“Joint ownership can often create problems or at best, be messy for a company.” Daniella went on to explain how joint ownership works. In the US, she told Vijay, joint owners can independently license the technology to others. This would allow the university to license it to CompanieBee’s competitors without CompanieBee having a right of veto. CompanieBee also would not be entitled to any royalties or payments the university received for such an arrangement. On the flip side, should CompanieBee want to sue an infringer, the university would need to join the lawsuit. There would be issues to be worked out on how decisions would be made, as well as the burden of costs and fees. With joint ownership, they would also need to work out an arrangement with the university for filing patents and for controlling and paying for patent prosecution.
“How do we go forward?” Vijay asked. Daniella pointed to the list Vijay had typed on his laptop of actions. “Let’s add one more thing”, she replied. Vijay looked over the list that Daniella had created in their discussion. When he thought about the items, they were reasonable and not hard to put into practice.
- Document CompanieBee’s current research on the BXC gene
- Document CompanieBee’s ideas for using the BXC gene in combination with the NRF2 transcription pathway including experiments and anticipated results

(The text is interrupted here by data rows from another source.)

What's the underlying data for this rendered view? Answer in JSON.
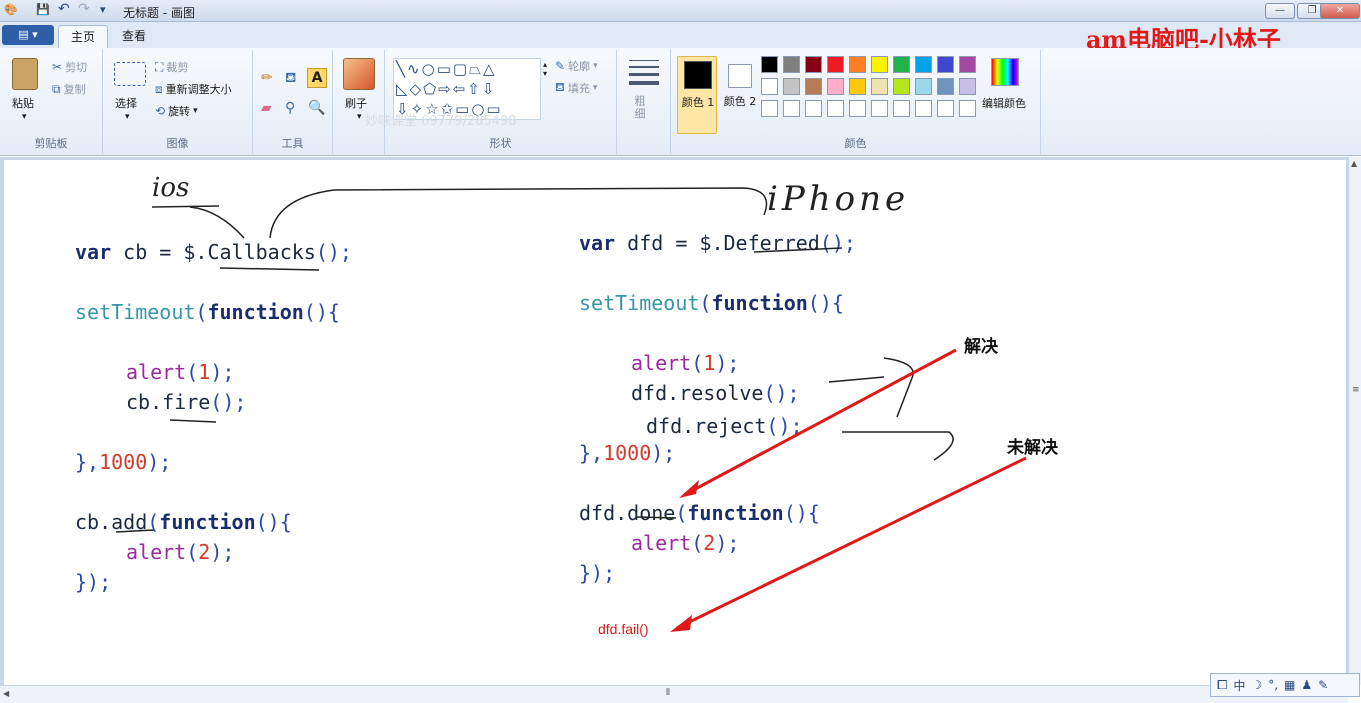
{
  "window": {
    "title": "无标题 - 画图",
    "controls": {
      "minimize": "—",
      "maximize": "❐",
      "close": "✕"
    }
  },
  "tabs": {
    "file": "▤ ▾",
    "home": "主页",
    "view": "查看"
  },
  "watermark": "am电脑吧-小林子",
  "help": "?",
  "ribbon": {
    "clipboard": {
      "paste": "粘贴",
      "cut": "剪切",
      "copy": "复制",
      "label": "剪贴板"
    },
    "image": {
      "select": "选择",
      "crop": "裁剪",
      "resize": "重新调整大小",
      "rotate": "旋转",
      "label": "图像"
    },
    "tools": {
      "label": "工具",
      "text_tool": "A"
    },
    "brush": {
      "label": "刷子"
    },
    "shapes": {
      "outline": "轮廓",
      "fill": "填充",
      "label": "形状",
      "overlay_text": "妙味课堂 69779/285498"
    },
    "size": {
      "label": "粗细"
    },
    "colors": {
      "color1": "颜色 1",
      "color2": "颜色 2",
      "edit": "编辑颜色",
      "label": "颜色",
      "palette_row1": [
        "#000000",
        "#7f7f7f",
        "#880015",
        "#ed1c24",
        "#ff7f27",
        "#fff200",
        "#22b14c",
        "#00a2e8",
        "#3f48cc",
        "#a349a4"
      ],
      "palette_row2": [
        "#ffffff",
        "#c3c3c3",
        "#b97a57",
        "#ffaec9",
        "#ffc90e",
        "#efe4b0",
        "#b5e61d",
        "#99d9ea",
        "#7092be",
        "#c8bfe7"
      ]
    }
  },
  "canvas": {
    "left_code": {
      "l1": [
        "var",
        " cb = $.",
        "Callbacks",
        "();"
      ],
      "l2": [
        "setTimeout",
        "(",
        "function",
        "(){"
      ],
      "l3": [
        "alert",
        "(",
        "1",
        ");"
      ],
      "l4": [
        "cb.",
        "fire",
        "();"
      ],
      "l5": [
        "},",
        "1000",
        ");"
      ],
      "l6": [
        "cb.",
        "add",
        "(",
        "function",
        "(){"
      ],
      "l7": [
        "alert",
        "(",
        "2",
        ");"
      ],
      "l8": [
        "});"
      ]
    },
    "right_code": {
      "r1": [
        "var",
        " dfd = $.",
        "Deferred",
        "();"
      ],
      "r2": [
        "setTimeout",
        "(",
        "function",
        "(){"
      ],
      "r3": [
        "alert",
        "(",
        "1",
        ");"
      ],
      "r4": [
        "dfd.",
        "resolve",
        "();"
      ],
      "r5": [
        "dfd.",
        "reject",
        "();"
      ],
      "r6": [
        "},",
        "1000",
        ");"
      ],
      "r7": [
        "dfd.",
        "done",
        "(",
        "function",
        "(){"
      ],
      "r8": [
        "alert",
        "(",
        "2",
        ");"
      ],
      "r9": [
        "});"
      ]
    },
    "handwriting": {
      "ios": "ios",
      "iphone": "iPhone"
    },
    "annotations": {
      "resolved": "解决",
      "unresolved": "未解决",
      "fail": "dfd.fail()"
    }
  },
  "ime": {
    "lang": "中",
    "items": [
      "☽",
      "°,",
      "▦",
      "♟",
      "✎"
    ]
  }
}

- Implement a confidentiality agreement between CompanieBee and the Reins lab
- Keep a written summary of the conversations and meetings with Dr. Reins and his lab (dates, attendees, subject matter provided by each party and what was discussed)
- Use material transfer agreements to exchange materials between CompanieBee and Dr. Reins
- Keep a log of any materials received by CompanieBee and how they were used; have the Reins’ lab do the same
- Prior to any collaborative work or materials and information exchange, negotiate a collaboration agreement with the university and Dr. Reins, with provisions to address inventorship, assignment and ownership of any intellectual property (e.g., inventions) coming from the collaboration.
“Thanks” said Daniella, “from this list, I’ll take the lead on the agreements for confidentiality, materials transfer and collaboration arrangements. I’ll certainly need your input and we can discuss some aspects with Dr. Reins as well. Vijay, you concentrate on the first two items and we’ll take it from there.”
Some issues to think about when working in a collaboration*
- Are the parties using each other’s IP in the collaborative work?
- Are there provisions in the agreement for each party to retain ownership and control of its existing IP?
- How will confidential information be protected during the collaboration?
- Are materials being exchanged and if yes, are there limits on how each party can use the materials?
- Who has rights to publish and does either party have rights to control what is published and when?
- Who owns the joint work and IP rights developed in the collaboration?
- Who is responsible for filing for and pursuing IP protection of the joint work and who will pay for these activities?
- Are there provisions for returning or destroying materials at the termination of the collaboration?
Interested in more adventures of the fictitious CompanieBee and lessons learned in its IP Strategy? More episodes here.
* This blog and these considerations are not legal advice and should not be construed to be legal advice. Issues of collaboration, materials transfer, confidentiality and ownership are circumstance and fact-specific. You should consult an attorney in your jurisdiction for guidance on your particular situation.